But no officer was assigned to Mary Kay Frazier’s private school in Rockville.
St. Jude Catholic School, where Frazier is assistant principal, is one of several private schools in Montgomery and neighboring Prince George’s County that has lacked police presence for days after the shootings first occurred.
Six people have died — five in Montgomery County — since the first confirmed shot was fired in the shooting spree Oct. 2. The attacks spread to Fredericksburg, Va., and then Prince George’s County, where a schoolboy was critically injured Monday entering his middle school.
A shortage of police officers has been the main reason all private schools have not received personal attention, said Montgomery County Police Department Officer Derek Baliles. Instead, officers have been assigned to patrol geographic areas surrounding private schools.
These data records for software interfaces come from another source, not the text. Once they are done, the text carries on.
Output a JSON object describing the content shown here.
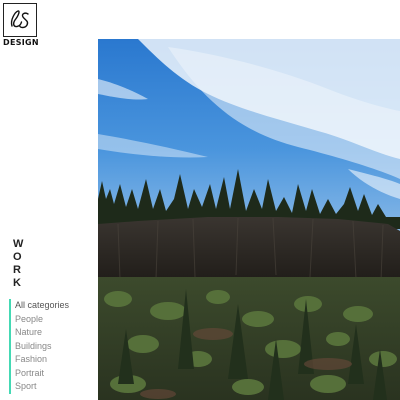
{
  "logo": {
    "monogram": "LS",
    "word": "DESIGN"
  },
  "section": {
    "heading_letters": [
      "W",
      "O",
      "R",
      "K"
    ]
  },
  "categories": [
    {
      "label": "All categories"
    },
    {
      "label": "People"
    },
    {
      "label": "Nature"
    },
    {
      "label": "Buildings"
    },
    {
      "label": "Fashion"
    },
    {
      "label": "Portrait"
    },
    {
      "label": "Sport"
    }
  ],
  "colors": {
    "accent": "#44d9b4",
    "sky": "#2f7fd1",
    "text_muted": "#888888"
  },
  "hero": {
    "subject": "landscape photo: basalt cliff with pine trees under a blue sky with streaky clouds"
  }
}
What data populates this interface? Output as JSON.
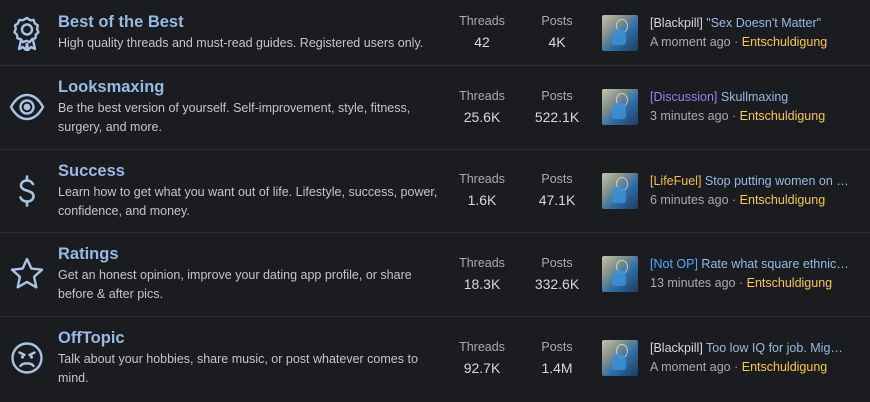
{
  "forums": [
    {
      "icon": "award-icon",
      "title": "Best of the Best",
      "description": "High quality threads and must-read guides. Registered users only.",
      "threads_label": "Threads",
      "threads": "42",
      "posts_label": "Posts",
      "posts": "4K",
      "last_post": {
        "prefix": "[Blackpill]",
        "prefix_color": "#d6d8dc",
        "title": "\"Sex Doesn't Matter\"",
        "time": "A moment ago",
        "separator": "·",
        "user": "Entschuldigung"
      }
    },
    {
      "icon": "eye-icon",
      "title": "Looksmaxing",
      "description": "Be the best version of yourself. Self-improvement, style, fitness, surgery, and more.",
      "threads_label": "Threads",
      "threads": "25.6K",
      "posts_label": "Posts",
      "posts": "522.1K",
      "last_post": {
        "prefix": "[Discussion]",
        "prefix_color": "#9a7ff0",
        "title": "Skullmaxing",
        "time": "3 minutes ago",
        "separator": "·",
        "user": "Entschuldigung"
      }
    },
    {
      "icon": "dollar-icon",
      "title": "Success",
      "description": "Learn how to get what you want out of life. Lifestyle, success, power, confidence, and money.",
      "threads_label": "Threads",
      "threads": "1.6K",
      "posts_label": "Posts",
      "posts": "47.1K",
      "last_post": {
        "prefix": "[LifeFuel]",
        "prefix_color": "#f0c233",
        "title": "Stop putting women on …",
        "time": "6 minutes ago",
        "separator": "·",
        "user": "Entschuldigung"
      }
    },
    {
      "icon": "star-icon",
      "title": "Ratings",
      "description": "Get an honest opinion, improve your dating app profile, or share before & after pics.",
      "threads_label": "Threads",
      "threads": "18.3K",
      "posts_label": "Posts",
      "posts": "332.6K",
      "last_post": {
        "prefix": "[Not OP]",
        "prefix_color": "#56a8f5",
        "title": "Rate what square ethnic…",
        "time": "13 minutes ago",
        "separator": "·",
        "user": "Entschuldigung"
      }
    },
    {
      "icon": "angry-face-icon",
      "title": "OffTopic",
      "description": "Talk about your hobbies, share music, or post whatever comes to mind.",
      "threads_label": "Threads",
      "threads": "92.7K",
      "posts_label": "Posts",
      "posts": "1.4M",
      "last_post": {
        "prefix": "[Blackpill]",
        "prefix_color": "#d6d8dc",
        "title": "Too low IQ for job. Mig…",
        "time": "A moment ago",
        "separator": "·",
        "user": "Entschuldigung"
      }
    }
  ]
}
“It’s important for us not only to cover our public schools but also our private schools,” Baliles said. “Every child is precious to us here.”
Baliles said the police department’s goal is to have a “visible presence” near all schools to make kids feel safe.
Montgomery County has 1,074 police officers, many of whom are working around the clock to answer tip lines and respond to other crimes, Baliles said.
About 200 law enforcement personnel are directly investigating the spree killings, not all from Montgomery.
Prince George’s County officials have said all public schools in the county will be assigned a police officer. However, private schools were not included in the directive.
The need for school protection heightened Monday after the 13-year-old was shot in front of Benjamin Tasker Middle School in Prince George’s County. By Tuesday afternoon, an officer was sent to stand outside St. Jude while students were dismissed.
Until then, Frazier depended on St. Jude parents who are police officers to help keep the school secure.
“What we have been told, flat out, from the county is that they just don’t have enough (officers). I don’t think we’ve had the same response as county (public) schools,” Frazier said.
Nevertheless, Frazier said, “The school feels very safe. We’ve got good parents.”
One such parent, Home and School Association president Maureen Richter, said she understands the police are busy but she doesn’t want St. Jude to be overlooked.
“I’m anxious and nervous. I think as taxpaying citizens we should have the protection of police officers,” she said.
Police have not offered to come to Queen Anne School, a private school on 50 acres in Upper Marlboro, said Brenda Walker, executive assistant to the headmaster.
Students there feel safe because of Queen Anne’s many security officers and strict policies. Students are monitored while walking among the eight buildings on campus to change classes. At the end of the day, they are taken to one of two buildings and not allowed to leave until their ride checks in at the main gate.
Most area private schools are taking the same precautions as Montgomery and Prince George’s County public schools, including a lockdown and the cancellation of all outdoor activities.
Headmaster John Zurn’s private school in Olney is one of the few that has been staffed by a police officer during school opening and closing.
“We had some kids who were anxious,” said Zurn, of St. John’s Episcopal School. “I was just very appreciative that they sent somebody out.”